I'm having a bit of a mystery in a autoconf script, specifically
Here's the relevant code:
AC_CHECK_FUNCS([eventfd], [AC_DEFINE([NN_HAVE_EVENTFD])]) AC_CHECK_FUNCS([pipe], [AC_DEFINE([NN_HAVE_PIPE])]) AC_CHECK_FUNCS([pipe2], [ AC_DEFINE([NN_HAVE_PIPE2]) CPPFLAGS="$CPPFLAGS -D_GNU_SOURCE" ]) AC_SEARCH_LIBS([socketpair], , [AC_DEFINE([NN_HAVE_SOCKETPAIR])])

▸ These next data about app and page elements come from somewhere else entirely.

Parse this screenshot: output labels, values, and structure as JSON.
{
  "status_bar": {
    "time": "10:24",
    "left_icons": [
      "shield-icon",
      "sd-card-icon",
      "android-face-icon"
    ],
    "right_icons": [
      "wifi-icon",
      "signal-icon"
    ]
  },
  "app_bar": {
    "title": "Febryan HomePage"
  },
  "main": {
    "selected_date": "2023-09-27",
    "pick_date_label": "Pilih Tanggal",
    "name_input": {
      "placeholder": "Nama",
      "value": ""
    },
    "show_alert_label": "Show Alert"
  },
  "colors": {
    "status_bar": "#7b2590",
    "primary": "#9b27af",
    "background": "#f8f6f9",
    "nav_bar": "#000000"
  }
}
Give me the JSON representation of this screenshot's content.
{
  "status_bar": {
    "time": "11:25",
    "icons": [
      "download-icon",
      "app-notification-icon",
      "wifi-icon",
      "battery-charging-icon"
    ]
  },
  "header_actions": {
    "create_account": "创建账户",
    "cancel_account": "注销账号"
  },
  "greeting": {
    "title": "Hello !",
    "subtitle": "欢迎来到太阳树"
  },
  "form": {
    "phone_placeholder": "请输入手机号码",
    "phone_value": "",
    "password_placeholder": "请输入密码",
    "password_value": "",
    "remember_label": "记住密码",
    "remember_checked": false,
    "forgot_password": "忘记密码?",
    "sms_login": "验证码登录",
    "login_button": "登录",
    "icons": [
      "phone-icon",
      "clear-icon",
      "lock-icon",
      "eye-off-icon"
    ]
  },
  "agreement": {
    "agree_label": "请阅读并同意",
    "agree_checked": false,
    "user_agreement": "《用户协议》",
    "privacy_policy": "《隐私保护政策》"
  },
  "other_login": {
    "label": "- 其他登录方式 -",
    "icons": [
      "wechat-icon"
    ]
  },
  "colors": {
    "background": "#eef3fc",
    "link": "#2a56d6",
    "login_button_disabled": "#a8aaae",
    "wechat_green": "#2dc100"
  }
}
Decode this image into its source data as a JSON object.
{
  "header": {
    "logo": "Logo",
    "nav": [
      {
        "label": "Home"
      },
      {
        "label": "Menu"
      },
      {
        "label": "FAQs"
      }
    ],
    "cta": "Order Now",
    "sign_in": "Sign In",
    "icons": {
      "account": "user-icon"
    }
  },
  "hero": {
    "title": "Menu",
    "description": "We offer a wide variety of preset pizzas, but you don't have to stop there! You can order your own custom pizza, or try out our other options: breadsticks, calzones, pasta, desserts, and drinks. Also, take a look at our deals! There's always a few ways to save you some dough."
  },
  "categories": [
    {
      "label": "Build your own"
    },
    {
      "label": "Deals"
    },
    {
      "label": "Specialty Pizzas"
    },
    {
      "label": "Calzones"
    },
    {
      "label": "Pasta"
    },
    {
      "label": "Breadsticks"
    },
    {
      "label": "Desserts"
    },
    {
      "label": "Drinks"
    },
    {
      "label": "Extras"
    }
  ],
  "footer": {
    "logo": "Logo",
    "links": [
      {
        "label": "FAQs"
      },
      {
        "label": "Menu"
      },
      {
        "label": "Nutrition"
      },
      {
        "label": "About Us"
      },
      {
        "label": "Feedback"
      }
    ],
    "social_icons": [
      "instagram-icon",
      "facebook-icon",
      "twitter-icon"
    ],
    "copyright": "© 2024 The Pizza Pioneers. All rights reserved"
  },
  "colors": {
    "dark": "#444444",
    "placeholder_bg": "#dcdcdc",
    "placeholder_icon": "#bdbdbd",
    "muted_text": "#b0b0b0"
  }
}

i.e. checking for their existance. These work correctly and define the correct symbols. In this case, only
NN_HAVE_SOCKETPAIR gets defined, which is correct as this is a HP-UX system.
Now to the mystery part. Later in the configure.ac, there's a conditional referring to these symbols:
echo "ac_cv_func_eventfd: $ac_cv_func_eventfd" AS_IF([test x"$ac_cv_func_eventfd"=xyes], [ AC_DEFINE([NN_USE_EVENTFD])], [ AS_IF([test x"$ac_cv_func_pipe"=xyes], [ AC_DEFINE([NN_USE_PIPE])], [ AS_IF([test x"$ac_cv_func_socketpair"=xyes], [ AC_DEFINE([NN_USE_SOCKETPAIR])], [ AC_MSG_ERROR([No signaling supported]) ]) ]) ])
ac_cv_func_eventfd has value
no (I added the echo line to make sure),
NN_USE_EVENTFD gets defined anyway!
AS_IF macro is defined as such:
AS_IF (test1, [run-if-true1], ..., [run-if-false])
To me, the code seems quite correct, no? Is there anyone that can shed some light on this behavior?
Autoconf version is 2.67. The OS is HP-UX 11.31 ia64.